You can save documents online and access them from any machine. Microsoft say that a final version for the home user will be available through Windows Live, which will be free but supported by advertising.
The Beta trial offers a great way to experiment with ‘cloud computing‘, with the promise that a full suite will be available eventually for free through your Windows Live account.
The Norwegian technologists at Opera have delivered the latest version of theOpera browser – 10.10
This latest revamp does not look dramatically different from the last version, but there has been some tweaking under the hood.
We like Opera. Fast, secure and with the ability to handle email, newsfeeds and to see our current web sites in the Speed Dial display. Opera Turbo also allows you to boost browsing speed on slower connections by delivering page compression.
You can also access the Unite service. This facility turns your desk top machine into a server – you can stream media, share files or access your media library remotely.
Some of the newer functions do not yet have password control, which for the very security conscious might be an issue when allowing even trusted colleagues to access your hard drive.
However, for speed, display times, clarity of presentation and innovative thinking – you should check out Opera version 10.10.
Deborah Elizabeth Finn has something very useful to tell on her blog about how charities or small community organisations can use technoiogy to the full.
Her experience is of America, but the principles of embracing new technology, allowing everyone in the organisation to access and influence tech utility and recognising that technology issues are organisational issues will strike a note with every voluntary sector reader of this blog.
Deborah’s list of ten things to think about, ostensibly directed at senior management, will chime with everyone around our partnership philosophy of utilising new technology to support social aims to the full. Read what Deborah has to say by using the view original article link below…

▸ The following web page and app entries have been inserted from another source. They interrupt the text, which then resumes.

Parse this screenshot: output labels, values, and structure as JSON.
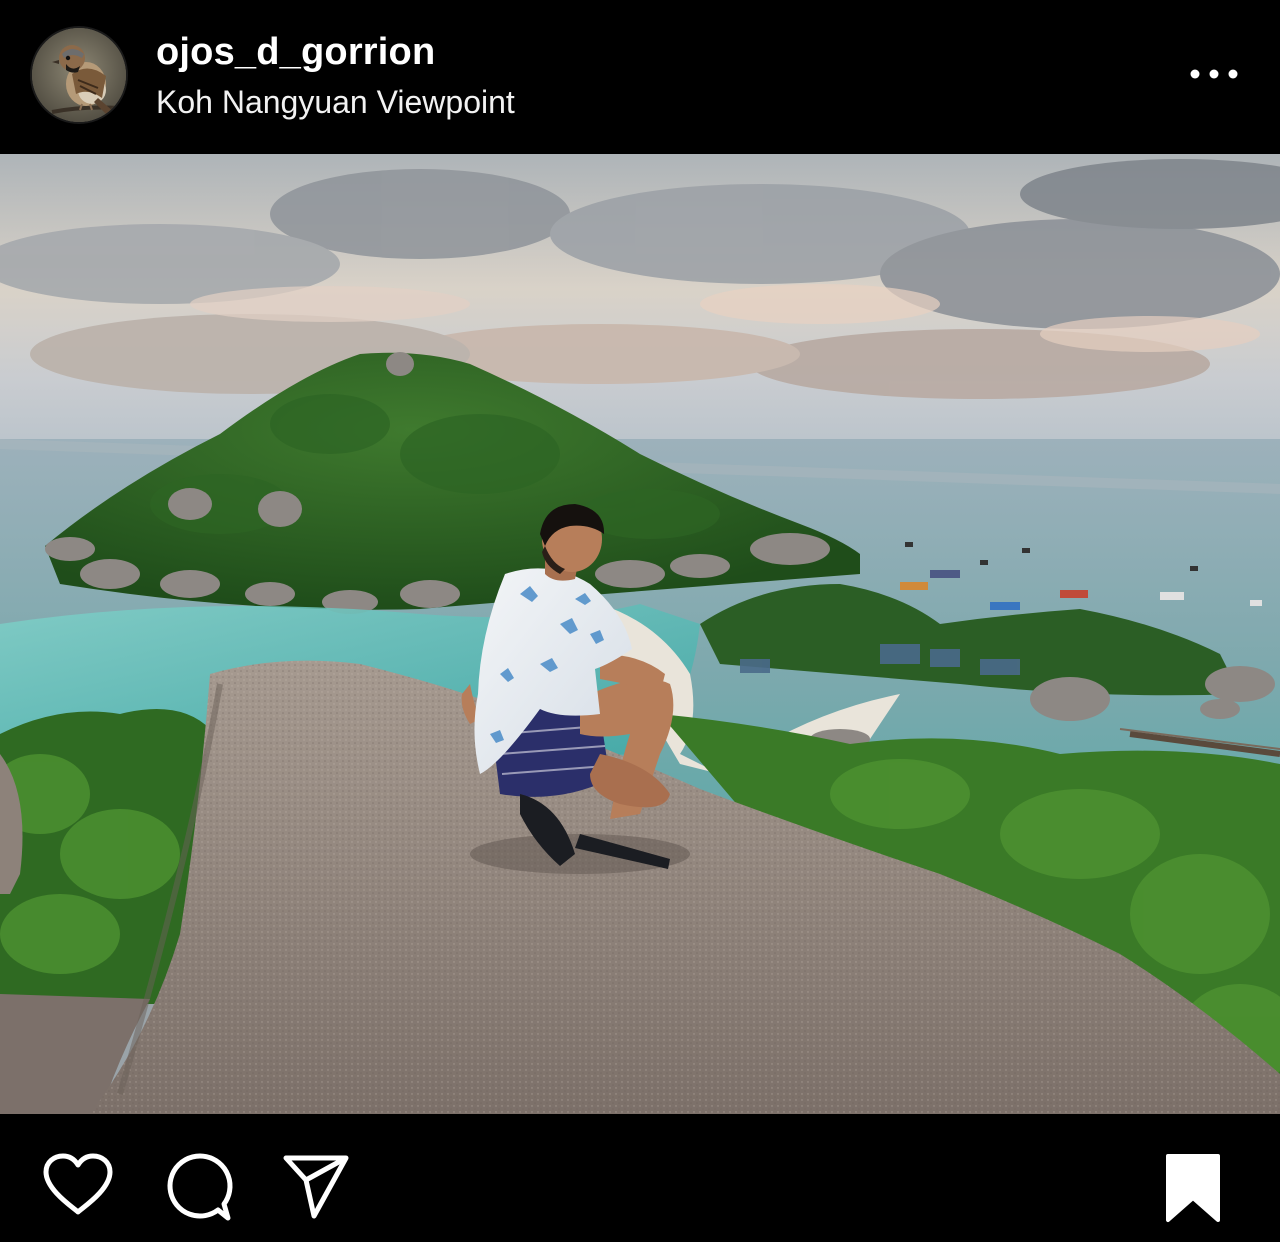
{
  "post": {
    "username": "ojos_d_gorrion",
    "location": "Koh Nangyuan Viewpoint"
  },
  "icons": {
    "more": "more-horizontal-icon",
    "like": "heart-icon",
    "comment": "comment-bubble-icon",
    "share": "paper-plane-icon",
    "save": "bookmark-filled-icon"
  },
  "colors": {
    "background": "#000000",
    "text": "#ffffff"
  }
}
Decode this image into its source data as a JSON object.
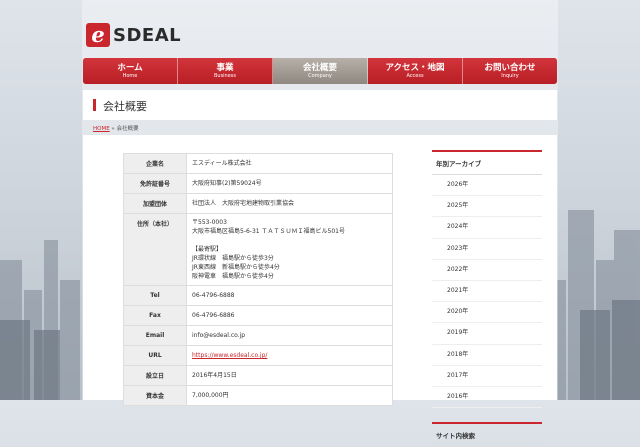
{
  "brand": {
    "name": "SDEAL",
    "mark_color": "#c9262d"
  },
  "nav": [
    {
      "jp": "ホーム",
      "en": "Home"
    },
    {
      "jp": "事業",
      "en": "Business"
    },
    {
      "jp": "会社概要",
      "en": "Company"
    },
    {
      "jp": "アクセス・地図",
      "en": "Access"
    },
    {
      "jp": "お問い合わせ",
      "en": "Inquiry"
    }
  ],
  "page": {
    "title": "会社概要"
  },
  "breadcrumb": {
    "home": "HOME",
    "sep": " » ",
    "current": "会社概要"
  },
  "company": {
    "rows": [
      {
        "key": "企業名",
        "value": "エスディール株式会社"
      },
      {
        "key": "免許証番号",
        "value": "大阪府知事(2)第59024号"
      },
      {
        "key": "加盟団体",
        "value": "社団法人　大阪府宅地建物取引業協会"
      },
      {
        "key": "住所（本社）",
        "value": "〒553-0003\n大阪市福島区福島5-6-31 ＴＡＴＳＵＭＩ福島ビル501号\n\n【最寄駅】\nJR環状線　福島駅から徒歩3分\nJR東西線　新福島駅から徒歩4分\n阪神電車　福島駅から徒歩4分"
      },
      {
        "key": "Tel",
        "value": "06-4796-6888"
      },
      {
        "key": "Fax",
        "value": "06-4796-6886"
      },
      {
        "key": "Email",
        "value": "info@esdeal.co.jp"
      },
      {
        "key": "URL",
        "value": "https://www.esdeal.co.jp/",
        "link": true
      },
      {
        "key": "設立日",
        "value": "2016年4月15日"
      },
      {
        "key": "資本金",
        "value": "7,000,000円"
      }
    ]
  },
  "archive": {
    "title": "年別アーカイブ",
    "years": [
      "2026年",
      "2025年",
      "2024年",
      "2023年",
      "2022年",
      "2021年",
      "2020年",
      "2019年",
      "2018年",
      "2017年",
      "2016年"
    ]
  },
  "sidebar2": {
    "title": "サイト内検索"
  },
  "colors": {
    "accent": "#c9262d",
    "nav_active": "#9e978f"
  }
}
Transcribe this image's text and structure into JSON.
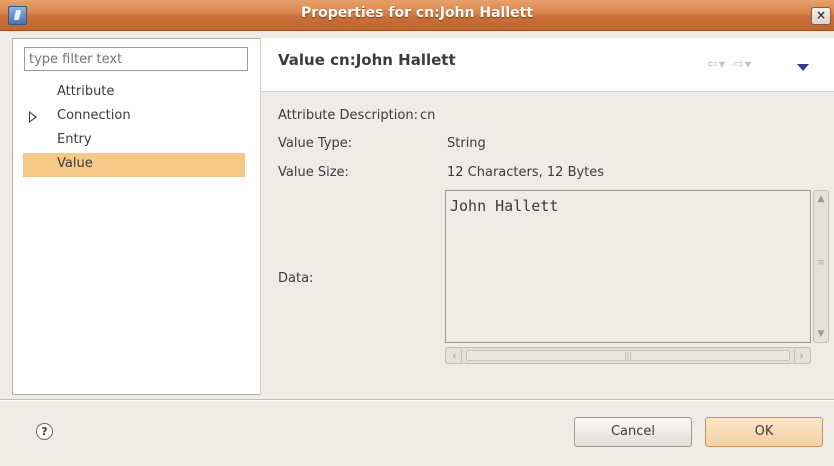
{
  "window": {
    "title": "Properties for cn:John Hallett",
    "close_glyph": "×"
  },
  "sidebar": {
    "filter_placeholder": "type filter text",
    "items": [
      {
        "label": "Attribute"
      },
      {
        "label": "Connection"
      },
      {
        "label": "Entry"
      },
      {
        "label": "Value"
      }
    ],
    "selected": "Value"
  },
  "page": {
    "title": "Value cn:John Hallett",
    "rows": {
      "description_label": "Attribute Description:",
      "description_value": "cn",
      "type_label": "Value Type:",
      "type_value": "String",
      "size_label": "Value Size:",
      "size_value": "12 Characters, 12 Bytes",
      "data_label": "Data:",
      "data_value": "John Hallett"
    }
  },
  "footer": {
    "help_glyph": "?",
    "cancel_label": "Cancel",
    "ok_label": "OK"
  },
  "icons": {
    "app": "window-app-icon",
    "close": "close-icon",
    "back": "back-arrow-icon",
    "forward": "forward-arrow-icon",
    "menu": "view-menu-icon",
    "help": "help-icon",
    "expand": "expand-triangle-icon"
  },
  "colors": {
    "titlebar": "#d7834b",
    "selection": "#f5c885",
    "menu_arrow": "#2d3f82"
  }
}
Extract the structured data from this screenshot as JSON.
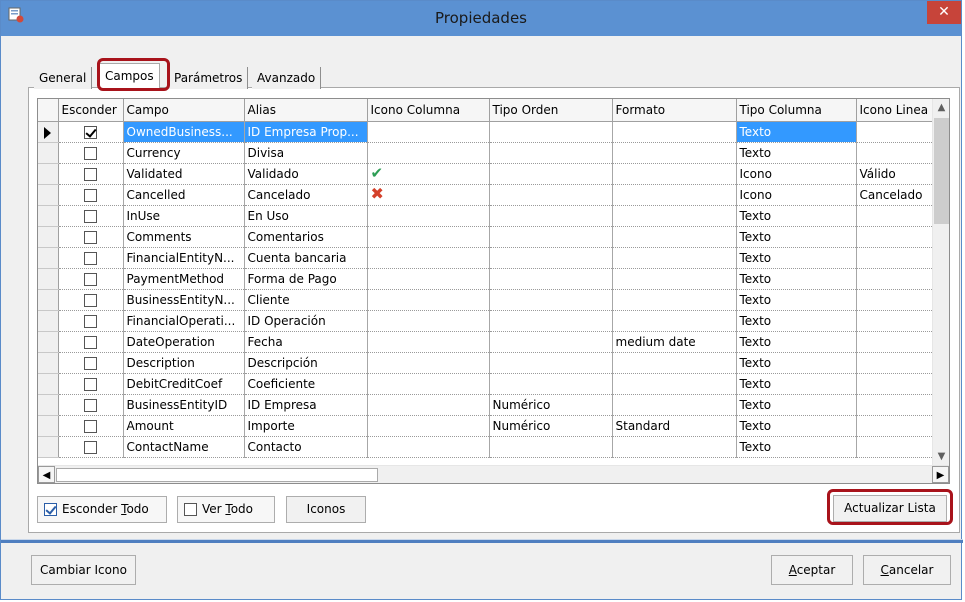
{
  "window": {
    "title": "Propiedades",
    "close_glyph": "✕",
    "app_icon": "properties-icon"
  },
  "tabs": [
    {
      "label": "General"
    },
    {
      "label": "Campos",
      "active": true
    },
    {
      "label": "Parámetros"
    },
    {
      "label": "Avanzado"
    }
  ],
  "grid": {
    "columns": [
      "",
      "Esconder",
      "Campo",
      "Alias",
      "Icono Columna",
      "Tipo Orden",
      "Formato",
      "Tipo Columna",
      "Icono Linea"
    ],
    "rows": [
      {
        "hide": true,
        "campo": "OwnedBusiness...",
        "alias": "ID Empresa Prop...",
        "icono_columna": "",
        "tipo_orden": "",
        "formato": "",
        "tipo_columna": "Texto",
        "icono_linea": "",
        "selected": true
      },
      {
        "hide": false,
        "campo": "Currency",
        "alias": "Divisa",
        "icono_columna": "",
        "tipo_orden": "",
        "formato": "",
        "tipo_columna": "Texto",
        "icono_linea": ""
      },
      {
        "hide": false,
        "campo": "Validated",
        "alias": "Validado",
        "icono_columna": "check",
        "tipo_orden": "",
        "formato": "",
        "tipo_columna": "Icono",
        "icono_linea": "Válido"
      },
      {
        "hide": false,
        "campo": "Cancelled",
        "alias": "Cancelado",
        "icono_columna": "x",
        "tipo_orden": "",
        "formato": "",
        "tipo_columna": "Icono",
        "icono_linea": "Cancelado"
      },
      {
        "hide": false,
        "campo": "InUse",
        "alias": "En Uso",
        "icono_columna": "",
        "tipo_orden": "",
        "formato": "",
        "tipo_columna": "Texto",
        "icono_linea": ""
      },
      {
        "hide": false,
        "campo": "Comments",
        "alias": "Comentarios",
        "icono_columna": "",
        "tipo_orden": "",
        "formato": "",
        "tipo_columna": "Texto",
        "icono_linea": ""
      },
      {
        "hide": false,
        "campo": "FinancialEntityN...",
        "alias": "Cuenta bancaria",
        "icono_columna": "",
        "tipo_orden": "",
        "formato": "",
        "tipo_columna": "Texto",
        "icono_linea": ""
      },
      {
        "hide": false,
        "campo": "PaymentMethod",
        "alias": "Forma de Pago",
        "icono_columna": "",
        "tipo_orden": "",
        "formato": "",
        "tipo_columna": "Texto",
        "icono_linea": ""
      },
      {
        "hide": false,
        "campo": "BusinessEntityN...",
        "alias": "Cliente",
        "icono_columna": "",
        "tipo_orden": "",
        "formato": "",
        "tipo_columna": "Texto",
        "icono_linea": ""
      },
      {
        "hide": false,
        "campo": "FinancialOperati...",
        "alias": "ID Operación",
        "icono_columna": "",
        "tipo_orden": "",
        "formato": "",
        "tipo_columna": "Texto",
        "icono_linea": ""
      },
      {
        "hide": false,
        "campo": "DateOperation",
        "alias": "Fecha",
        "icono_columna": "",
        "tipo_orden": "",
        "formato": "medium date",
        "tipo_columna": "Texto",
        "icono_linea": ""
      },
      {
        "hide": false,
        "campo": "Description",
        "alias": "Descripción",
        "icono_columna": "",
        "tipo_orden": "",
        "formato": "",
        "tipo_columna": "Texto",
        "icono_linea": ""
      },
      {
        "hide": false,
        "campo": "DebitCreditCoef",
        "alias": "Coeficiente",
        "icono_columna": "",
        "tipo_orden": "",
        "formato": "",
        "tipo_columna": "Texto",
        "icono_linea": ""
      },
      {
        "hide": false,
        "campo": "BusinessEntityID",
        "alias": "ID Empresa",
        "icono_columna": "",
        "tipo_orden": "Numérico",
        "formato": "",
        "tipo_columna": "Texto",
        "icono_linea": ""
      },
      {
        "hide": false,
        "campo": "Amount",
        "alias": "Importe",
        "icono_columna": "",
        "tipo_orden": "Numérico",
        "formato": "Standard",
        "tipo_columna": "Texto",
        "icono_linea": ""
      },
      {
        "hide": false,
        "campo": "ContactName",
        "alias": "Contacto",
        "icono_columna": "",
        "tipo_orden": "",
        "formato": "",
        "tipo_columna": "Texto",
        "icono_linea": ""
      }
    ]
  },
  "buttons": {
    "hide_all": {
      "label_pre": "Esconder ",
      "label_ul": "T",
      "label_post": "odo",
      "checked": true
    },
    "show_all": {
      "label_pre": "Ver ",
      "label_ul": "T",
      "label_post": "odo",
      "checked": false
    },
    "icons": "Iconos",
    "update_list": "Actualizar Lista",
    "change_icon": "Cambiar Icono",
    "accept": {
      "label_ul": "A",
      "label_post": "ceptar"
    },
    "cancel": {
      "label_ul": "C",
      "label_post": "ancelar"
    }
  },
  "colors": {
    "titlebar": "#5b91d2",
    "selection": "#3399ff",
    "highlight_border": "#a8131b",
    "close": "#c7443a"
  }
}
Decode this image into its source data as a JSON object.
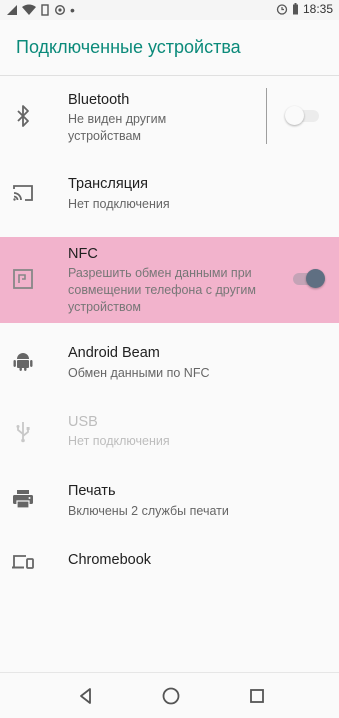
{
  "status_bar": {
    "time": "18:35"
  },
  "header": {
    "title": "Подключенные устройства"
  },
  "items": [
    {
      "title": "Bluetooth",
      "subtitle": "Не виден другим устройствам",
      "icon": "bluetooth-icon",
      "toggle": false
    },
    {
      "title": "Трансляция",
      "subtitle": "Нет подключения",
      "icon": "cast-icon"
    },
    {
      "title": "NFC",
      "subtitle": "Разрешить обмен данными при совмещении телефона с другим устройством",
      "icon": "nfc-icon",
      "toggle": true
    },
    {
      "title": "Android Beam",
      "subtitle": "Обмен данными по NFC",
      "icon": "android-icon"
    },
    {
      "title": "USB",
      "subtitle": "Нет подключения",
      "icon": "usb-icon",
      "disabled": true
    },
    {
      "title": "Печать",
      "subtitle": "Включены 2 службы печати",
      "icon": "print-icon"
    },
    {
      "title": "Chromebook",
      "subtitle": "",
      "icon": "devices-icon"
    }
  ],
  "colors": {
    "accent": "#0b8a7a",
    "highlight": "#f2b3cc",
    "switch_on": "#5f6f82",
    "switch_off": "#ececec"
  }
}
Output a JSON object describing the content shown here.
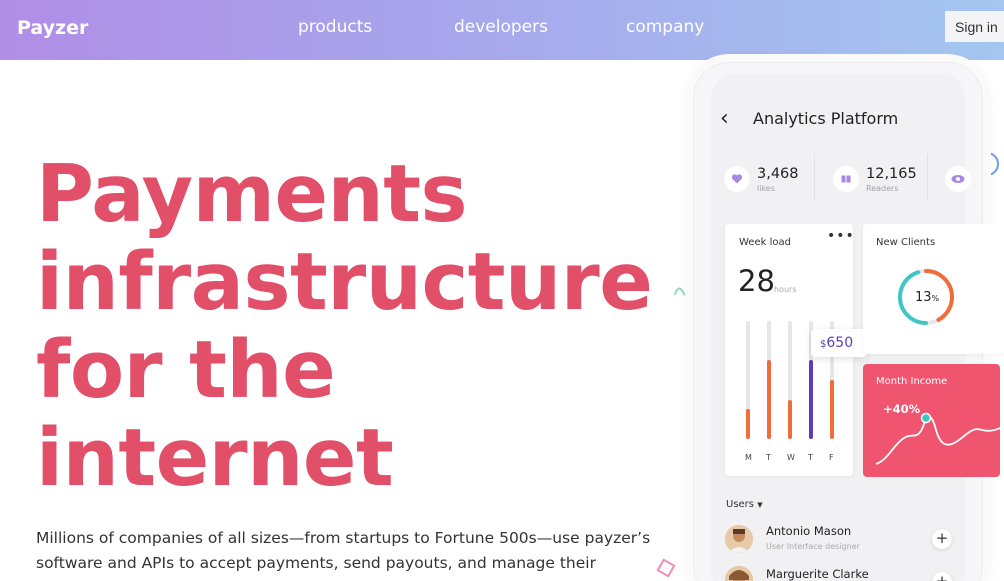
{
  "header": {
    "logo": "Payzer",
    "nav": [
      "products",
      "developers",
      "company"
    ],
    "signin_label": "Sign in"
  },
  "hero": {
    "title_lines": [
      "Payments",
      "infrastructure",
      "for the",
      "internet"
    ],
    "copy_lines": [
      "Millions of companies of all sizes—from startups to Fortune 500s—use payzer’s",
      "software and APIs to accept payments, send payouts, and manage their"
    ]
  },
  "phone": {
    "title": "Analytics Platform",
    "back_icon": "chevron-left-icon",
    "stats": [
      {
        "icon": "heart-icon",
        "value": "3,468",
        "label": "likes"
      },
      {
        "icon": "book-icon",
        "value": "12,165",
        "label": "Readers"
      },
      {
        "icon": "eye-icon",
        "value": "",
        "label": ""
      }
    ],
    "week_load": {
      "title": "Week load",
      "menu_icon": "more-horizontal-icon",
      "value": "28",
      "unit": "hours",
      "days": [
        "M",
        "T",
        "W",
        "T",
        "F"
      ],
      "fill_fractions": [
        0.25,
        0.67,
        0.33,
        0.67,
        0.5
      ],
      "highlight_index": 3,
      "tooltip_currency": "$",
      "tooltip_value": "650"
    },
    "new_clients": {
      "title": "New Clients",
      "value": "13",
      "unit": "%",
      "fraction": 0.13
    },
    "month_income": {
      "title": "Month Income",
      "change": "+40%"
    },
    "users": {
      "label": "Users",
      "dropdown_icon": "caret-down-icon",
      "list": [
        {
          "name": "Antonio Mason",
          "role": "User Interface designer"
        },
        {
          "name": "Marguerite Clarke",
          "role": ""
        }
      ]
    }
  },
  "colors": {
    "accent": "#e14f68",
    "orange": "#f26b3a",
    "purple": "#5b3fb9",
    "teal": "#3ec5c5",
    "income": "#f05570"
  }
}
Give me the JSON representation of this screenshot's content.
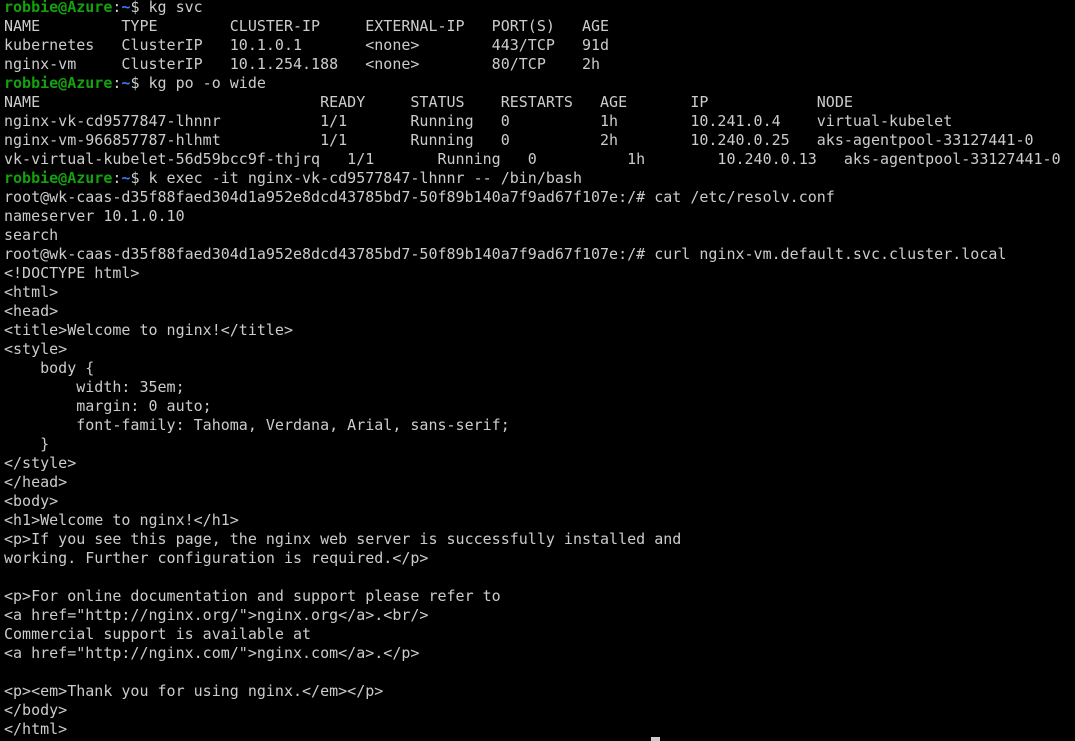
{
  "terminal": {
    "prompt": {
      "user_host": "robbie@Azure",
      "separator": ":",
      "path": "~",
      "symbol": "$ "
    },
    "lines": [
      {
        "type": "prompt",
        "command": "kg svc"
      },
      {
        "type": "output",
        "text": "NAME         TYPE        CLUSTER-IP     EXTERNAL-IP   PORT(S)   AGE"
      },
      {
        "type": "output",
        "text": "kubernetes   ClusterIP   10.1.0.1       <none>        443/TCP   91d"
      },
      {
        "type": "output",
        "text": "nginx-vm     ClusterIP   10.1.254.188   <none>        80/TCP    2h"
      },
      {
        "type": "prompt",
        "command": "kg po -o wide"
      },
      {
        "type": "output",
        "text": "NAME                               READY     STATUS    RESTARTS   AGE       IP            NODE"
      },
      {
        "type": "output",
        "text": "nginx-vk-cd9577847-lhnnr           1/1       Running   0          1h        10.241.0.4    virtual-kubelet"
      },
      {
        "type": "output",
        "text": "nginx-vm-966857787-hlhmt           1/1       Running   0          2h        10.240.0.25   aks-agentpool-33127441-0"
      },
      {
        "type": "output",
        "text": "vk-virtual-kubelet-56d59bcc9f-thjrq   1/1       Running   0          1h        10.240.0.13   aks-agentpool-33127441-0"
      },
      {
        "type": "prompt",
        "command": "k exec -it nginx-vk-cd9577847-lhnnr -- /bin/bash"
      },
      {
        "type": "output",
        "text": "root@wk-caas-d35f88faed304d1a952e8dcd43785bd7-50f89b140a7f9ad67f107e:/# cat /etc/resolv.conf"
      },
      {
        "type": "output",
        "text": "nameserver 10.1.0.10"
      },
      {
        "type": "output",
        "text": "search"
      },
      {
        "type": "output",
        "text": "root@wk-caas-d35f88faed304d1a952e8dcd43785bd7-50f89b140a7f9ad67f107e:/# curl nginx-vm.default.svc.cluster.local"
      },
      {
        "type": "output",
        "text": "<!DOCTYPE html>"
      },
      {
        "type": "output",
        "text": "<html>"
      },
      {
        "type": "output",
        "text": "<head>"
      },
      {
        "type": "output",
        "text": "<title>Welcome to nginx!</title>"
      },
      {
        "type": "output",
        "text": "<style>"
      },
      {
        "type": "output",
        "text": "    body {"
      },
      {
        "type": "output",
        "text": "        width: 35em;"
      },
      {
        "type": "output",
        "text": "        margin: 0 auto;"
      },
      {
        "type": "output",
        "text": "        font-family: Tahoma, Verdana, Arial, sans-serif;"
      },
      {
        "type": "output",
        "text": "    }"
      },
      {
        "type": "output",
        "text": "</style>"
      },
      {
        "type": "output",
        "text": "</head>"
      },
      {
        "type": "output",
        "text": "<body>"
      },
      {
        "type": "output",
        "text": "<h1>Welcome to nginx!</h1>"
      },
      {
        "type": "output",
        "text": "<p>If you see this page, the nginx web server is successfully installed and"
      },
      {
        "type": "output",
        "text": "working. Further configuration is required.</p>"
      },
      {
        "type": "output",
        "text": ""
      },
      {
        "type": "output",
        "text": "<p>For online documentation and support please refer to"
      },
      {
        "type": "output",
        "text": "<a href=\"http://nginx.org/\">nginx.org</a>.<br/>"
      },
      {
        "type": "output",
        "text": "Commercial support is available at"
      },
      {
        "type": "output",
        "text": "<a href=\"http://nginx.com/\">nginx.com</a>.</p>"
      },
      {
        "type": "output",
        "text": ""
      },
      {
        "type": "output",
        "text": "<p><em>Thank you for using nginx.</em></p>"
      },
      {
        "type": "output",
        "text": "</body>"
      },
      {
        "type": "output",
        "text": "</html>"
      }
    ]
  },
  "colors": {
    "background": "#000000",
    "foreground": "#cccccc",
    "prompt_user": "#13a10e",
    "prompt_path": "#3b78ff"
  }
}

”…very little technical knowledge is required in order for nonprofit CEOs to participate actively in strategic IT planning. As long as you thoroughly understand your organization’s overall mission, strategy, and tactics and (are willing to learn a little bit about the technology), you can keep your information technology infrastructure on target…”